▸ **Your instructions**
Each record below must be written out exactly as given.

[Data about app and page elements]
########

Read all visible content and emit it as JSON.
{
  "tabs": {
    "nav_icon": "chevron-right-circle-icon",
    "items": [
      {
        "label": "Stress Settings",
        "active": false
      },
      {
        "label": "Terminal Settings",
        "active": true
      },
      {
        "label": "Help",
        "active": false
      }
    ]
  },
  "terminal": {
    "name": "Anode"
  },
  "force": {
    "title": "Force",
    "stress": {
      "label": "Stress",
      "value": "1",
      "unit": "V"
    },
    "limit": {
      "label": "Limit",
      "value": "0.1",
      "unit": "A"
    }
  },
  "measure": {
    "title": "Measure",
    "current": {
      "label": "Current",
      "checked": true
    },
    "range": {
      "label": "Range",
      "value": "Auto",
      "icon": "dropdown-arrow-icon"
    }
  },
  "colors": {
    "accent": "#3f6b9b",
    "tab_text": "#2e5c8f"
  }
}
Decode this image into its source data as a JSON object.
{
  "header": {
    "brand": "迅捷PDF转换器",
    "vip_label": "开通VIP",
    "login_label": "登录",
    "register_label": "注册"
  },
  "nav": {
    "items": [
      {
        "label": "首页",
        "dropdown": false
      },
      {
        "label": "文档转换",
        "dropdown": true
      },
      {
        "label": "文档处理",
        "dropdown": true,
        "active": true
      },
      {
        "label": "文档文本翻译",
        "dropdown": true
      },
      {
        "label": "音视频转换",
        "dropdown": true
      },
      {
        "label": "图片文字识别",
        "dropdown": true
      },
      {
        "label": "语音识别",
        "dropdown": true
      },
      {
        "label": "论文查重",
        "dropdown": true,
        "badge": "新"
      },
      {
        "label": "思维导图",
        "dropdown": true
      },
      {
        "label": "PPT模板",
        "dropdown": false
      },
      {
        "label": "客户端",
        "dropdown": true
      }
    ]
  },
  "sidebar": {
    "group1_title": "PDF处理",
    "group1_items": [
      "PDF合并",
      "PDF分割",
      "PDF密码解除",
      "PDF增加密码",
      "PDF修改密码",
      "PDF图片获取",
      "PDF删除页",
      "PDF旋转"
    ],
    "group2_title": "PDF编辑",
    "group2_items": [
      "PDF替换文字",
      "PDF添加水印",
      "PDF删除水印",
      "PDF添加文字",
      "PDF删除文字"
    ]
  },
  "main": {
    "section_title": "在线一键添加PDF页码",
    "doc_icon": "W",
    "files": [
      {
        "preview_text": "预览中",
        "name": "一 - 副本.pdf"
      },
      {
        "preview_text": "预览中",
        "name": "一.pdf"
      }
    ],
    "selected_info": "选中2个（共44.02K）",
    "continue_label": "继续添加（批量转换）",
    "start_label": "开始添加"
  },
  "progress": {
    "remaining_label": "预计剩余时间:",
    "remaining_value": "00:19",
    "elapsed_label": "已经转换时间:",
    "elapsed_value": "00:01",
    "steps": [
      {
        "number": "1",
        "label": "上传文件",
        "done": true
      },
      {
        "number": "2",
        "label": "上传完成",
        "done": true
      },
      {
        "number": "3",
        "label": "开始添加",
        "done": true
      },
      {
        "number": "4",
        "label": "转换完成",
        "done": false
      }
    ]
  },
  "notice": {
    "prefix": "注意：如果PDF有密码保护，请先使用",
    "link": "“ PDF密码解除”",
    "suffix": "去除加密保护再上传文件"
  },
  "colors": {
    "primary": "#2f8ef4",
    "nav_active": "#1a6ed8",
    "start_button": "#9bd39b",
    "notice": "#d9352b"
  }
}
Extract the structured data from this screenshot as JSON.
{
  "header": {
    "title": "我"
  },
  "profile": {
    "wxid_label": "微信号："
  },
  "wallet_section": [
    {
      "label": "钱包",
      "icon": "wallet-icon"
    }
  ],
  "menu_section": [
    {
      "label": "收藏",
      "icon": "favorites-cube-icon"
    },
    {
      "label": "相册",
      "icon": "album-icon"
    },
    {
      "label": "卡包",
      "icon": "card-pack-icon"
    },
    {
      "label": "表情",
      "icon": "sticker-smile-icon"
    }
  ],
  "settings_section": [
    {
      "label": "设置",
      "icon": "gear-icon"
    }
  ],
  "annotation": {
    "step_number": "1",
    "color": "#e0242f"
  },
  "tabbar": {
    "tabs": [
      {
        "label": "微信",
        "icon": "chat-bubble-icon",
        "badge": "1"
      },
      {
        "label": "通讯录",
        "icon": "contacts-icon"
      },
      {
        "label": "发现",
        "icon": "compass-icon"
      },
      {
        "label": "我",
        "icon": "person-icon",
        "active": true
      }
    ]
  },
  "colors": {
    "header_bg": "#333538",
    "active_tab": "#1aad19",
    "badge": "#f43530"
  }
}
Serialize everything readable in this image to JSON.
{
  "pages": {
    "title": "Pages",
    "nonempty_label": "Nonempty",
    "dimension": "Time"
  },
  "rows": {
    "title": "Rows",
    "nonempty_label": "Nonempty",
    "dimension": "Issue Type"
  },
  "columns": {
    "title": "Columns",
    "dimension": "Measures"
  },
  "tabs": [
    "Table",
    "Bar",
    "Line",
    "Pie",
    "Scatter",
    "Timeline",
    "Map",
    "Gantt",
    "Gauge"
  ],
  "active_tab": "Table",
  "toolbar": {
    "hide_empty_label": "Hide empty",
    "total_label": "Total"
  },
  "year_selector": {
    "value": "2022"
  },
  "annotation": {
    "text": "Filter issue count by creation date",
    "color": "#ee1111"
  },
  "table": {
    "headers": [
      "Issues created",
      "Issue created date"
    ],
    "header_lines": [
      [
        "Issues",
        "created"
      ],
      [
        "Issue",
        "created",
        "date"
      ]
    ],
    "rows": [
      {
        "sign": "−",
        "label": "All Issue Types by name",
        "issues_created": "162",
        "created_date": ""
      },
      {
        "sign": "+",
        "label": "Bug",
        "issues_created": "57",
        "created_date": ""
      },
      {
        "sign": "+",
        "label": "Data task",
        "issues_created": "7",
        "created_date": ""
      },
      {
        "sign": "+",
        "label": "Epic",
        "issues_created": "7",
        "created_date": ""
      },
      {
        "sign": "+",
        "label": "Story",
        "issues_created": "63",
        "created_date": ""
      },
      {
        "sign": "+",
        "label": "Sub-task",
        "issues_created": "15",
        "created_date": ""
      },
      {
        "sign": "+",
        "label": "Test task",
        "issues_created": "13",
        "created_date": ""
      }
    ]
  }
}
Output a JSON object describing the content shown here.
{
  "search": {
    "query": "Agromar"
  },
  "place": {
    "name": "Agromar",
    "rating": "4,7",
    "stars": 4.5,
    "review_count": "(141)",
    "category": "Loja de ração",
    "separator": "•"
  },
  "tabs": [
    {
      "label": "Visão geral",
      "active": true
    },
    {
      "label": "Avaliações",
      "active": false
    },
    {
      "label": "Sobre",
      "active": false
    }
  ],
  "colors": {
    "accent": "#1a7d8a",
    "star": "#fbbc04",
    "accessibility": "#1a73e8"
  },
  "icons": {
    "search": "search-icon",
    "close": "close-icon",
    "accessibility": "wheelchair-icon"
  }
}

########

▸ **Solution to this task**
Read all visible content and emit it as JSON.
{
  "tabs": {
    "nav_icon": "chevron-right-circle-icon",
    "items": [
      {
        "label": "Stress Settings",
        "active": false
      },
      {
        "label": "Terminal Settings",
        "active": true
      },
      {
        "label": "Help",
        "active": false
      }
    ]
  },
  "terminal": {
    "name": "Anode"
  },
  "force": {
    "title": "Force",
    "stress": {
      "label": "Stress",
      "value": "1",
      "unit": "V"
    },
    "limit": {
      "label": "Limit",
      "value": "0.1",
      "unit": "A"
    }
  },
  "measure": {
    "title": "Measure",
    "current": {
      "label": "Current",
      "checked": true
    },
    "range": {
      "label": "Range",
      "value": "Auto",
      "icon": "dropdown-arrow-icon"
    }
  },
  "colors": {
    "accent": "#3f6b9b",
    "tab_text": "#2e5c8f"
  }
}
Decode this image into its source data as a JSON object.
{
  "header": {
    "brand": "迅捷PDF转换器",
    "vip_label": "开通VIP",
    "login_label": "登录",
    "register_label": "注册"
  },
  "nav": {
    "items": [
      {
        "label": "首页",
        "dropdown": false
      },
      {
        "label": "文档转换",
        "dropdown": true
      },
      {
        "label": "文档处理",
        "dropdown": true,
        "active": true
      },
      {
        "label": "文档文本翻译",
        "dropdown": true
      },
      {
        "label": "音视频转换",
        "dropdown": true
      },
      {
        "label": "图片文字识别",
        "dropdown": true
      },
      {
        "label": "语音识别",
        "dropdown": true
      },
      {
        "label": "论文查重",
        "dropdown": true,
        "badge": "新"
      },
      {
        "label": "思维导图",
        "dropdown": true
      },
      {
        "label": "PPT模板",
        "dropdown": false
      },
      {
        "label": "客户端",
        "dropdown": true
      }
    ]
  },
  "sidebar": {
    "group1_title": "PDF处理",
    "group1_items": [
      "PDF合并",
      "PDF分割",
      "PDF密码解除",
      "PDF增加密码",
      "PDF修改密码",
      "PDF图片获取",
      "PDF删除页",
      "PDF旋转"
    ],
    "group2_title": "PDF编辑",
    "group2_items": [
      "PDF替换文字",
      "PDF添加水印",
      "PDF删除水印",
      "PDF添加文字",
      "PDF删除文字"
    ]
  },
  "main": {
    "section_title": "在线一键添加PDF页码",
    "doc_icon": "W",
    "files": [
      {
        "preview_text": "预览中",
        "name": "一 - 副本.pdf"
      },
      {
        "preview_text": "预览中",
        "name": "一.pdf"
      }
    ],
    "selected_info": "选中2个（共44.02K）",
    "continue_label": "继续添加（批量转换）",
    "start_label": "开始添加"
  },
  "progress": {
    "remaining_label": "预计剩余时间:",
    "remaining_value": "00:19",
    "elapsed_label": "已经转换时间:",
    "elapsed_value": "00:01",
    "steps": [
      {
        "number": "1",
        "label": "上传文件",
        "done": true
      },
      {
        "number": "2",
        "label": "上传完成",
        "done": true
      },
      {
        "number": "3",
        "label": "开始添加",
        "done": true
      },
      {
        "number": "4",
        "label": "转换完成",
        "done": false
      }
    ]
  },
  "notice": {
    "prefix": "注意：如果PDF有密码保护，请先使用",
    "link": "“ PDF密码解除”",
    "suffix": "去除加密保护再上传文件"
  },
  "colors": {
    "primary": "#2f8ef4",
    "nav_active": "#1a6ed8",
    "start_button": "#9bd39b",
    "notice": "#d9352b"
  }
}
Extract the structured data from this screenshot as JSON.
{
  "header": {
    "title": "我"
  },
  "profile": {
    "wxid_label": "微信号："
  },
  "wallet_section": [
    {
      "label": "钱包",
      "icon": "wallet-icon"
    }
  ],
  "menu_section": [
    {
      "label": "收藏",
      "icon": "favorites-cube-icon"
    },
    {
      "label": "相册",
      "icon": "album-icon"
    },
    {
      "label": "卡包",
      "icon": "card-pack-icon"
    },
    {
      "label": "表情",
      "icon": "sticker-smile-icon"
    }
  ],
  "settings_section": [
    {
      "label": "设置",
      "icon": "gear-icon"
    }
  ],
  "annotation": {
    "step_number": "1",
    "color": "#e0242f"
  },
  "tabbar": {
    "tabs": [
      {
        "label": "微信",
        "icon": "chat-bubble-icon",
        "badge": "1"
      },
      {
        "label": "通讯录",
        "icon": "contacts-icon"
      },
      {
        "label": "发现",
        "icon": "compass-icon"
      },
      {
        "label": "我",
        "icon": "person-icon",
        "active": true
      }
    ]
  },
  "colors": {
    "header_bg": "#333538",
    "active_tab": "#1aad19",
    "badge": "#f43530"
  }
}
Serialize everything readable in this image to JSON.
{
  "pages": {
    "title": "Pages",
    "nonempty_label": "Nonempty",
    "dimension": "Time"
  },
  "rows": {
    "title": "Rows",
    "nonempty_label": "Nonempty",
    "dimension": "Issue Type"
  },
  "columns": {
    "title": "Columns",
    "dimension": "Measures"
  },
  "tabs": [
    "Table",
    "Bar",
    "Line",
    "Pie",
    "Scatter",
    "Timeline",
    "Map",
    "Gantt",
    "Gauge"
  ],
  "active_tab": "Table",
  "toolbar": {
    "hide_empty_label": "Hide empty",
    "total_label": "Total"
  },
  "year_selector": {
    "value": "2022"
  },
  "annotation": {
    "text": "Filter issue count by creation date",
    "color": "#ee1111"
  },
  "table": {
    "headers": [
      "Issues created",
      "Issue created date"
    ],
    "header_lines": [
      [
        "Issues",
        "created"
      ],
      [
        "Issue",
        "created",
        "date"
      ]
    ],
    "rows": [
      {
        "sign": "−",
        "label": "All Issue Types by name",
        "issues_created": "162",
        "created_date": ""
      },
      {
        "sign": "+",
        "label": "Bug",
        "issues_created": "57",
        "created_date": ""
      },
      {
        "sign": "+",
        "label": "Data task",
        "issues_created": "7",
        "created_date": ""
      },
      {
        "sign": "+",
        "label": "Epic",
        "issues_created": "7",
        "created_date": ""
      },
      {
        "sign": "+",
        "label": "Story",
        "issues_created": "63",
        "created_date": ""
      },
      {
        "sign": "+",
        "label": "Sub-task",
        "issues_created": "15",
        "created_date": ""
      },
      {
        "sign": "+",
        "label": "Test task",
        "issues_created": "13",
        "created_date": ""
      }
    ]
  }
}
Output a JSON object describing the content shown here.
{
  "search": {
    "query": "Agromar"
  },
  "place": {
    "name": "Agromar",
    "rating": "4,7",
    "stars": 4.5,
    "review_count": "(141)",
    "category": "Loja de ração",
    "separator": "•"
  },
  "tabs": [
    {
      "label": "Visão geral",
      "active": true
    },
    {
      "label": "Avaliações",
      "active": false
    },
    {
      "label": "Sobre",
      "active": false
    }
  ],
  "colors": {
    "accent": "#1a7d8a",
    "star": "#fbbc04",
    "accessibility": "#1a73e8"
  },
  "icons": {
    "search": "search-icon",
    "close": "close-icon",
    "accessibility": "wheelchair-icon"
  }
}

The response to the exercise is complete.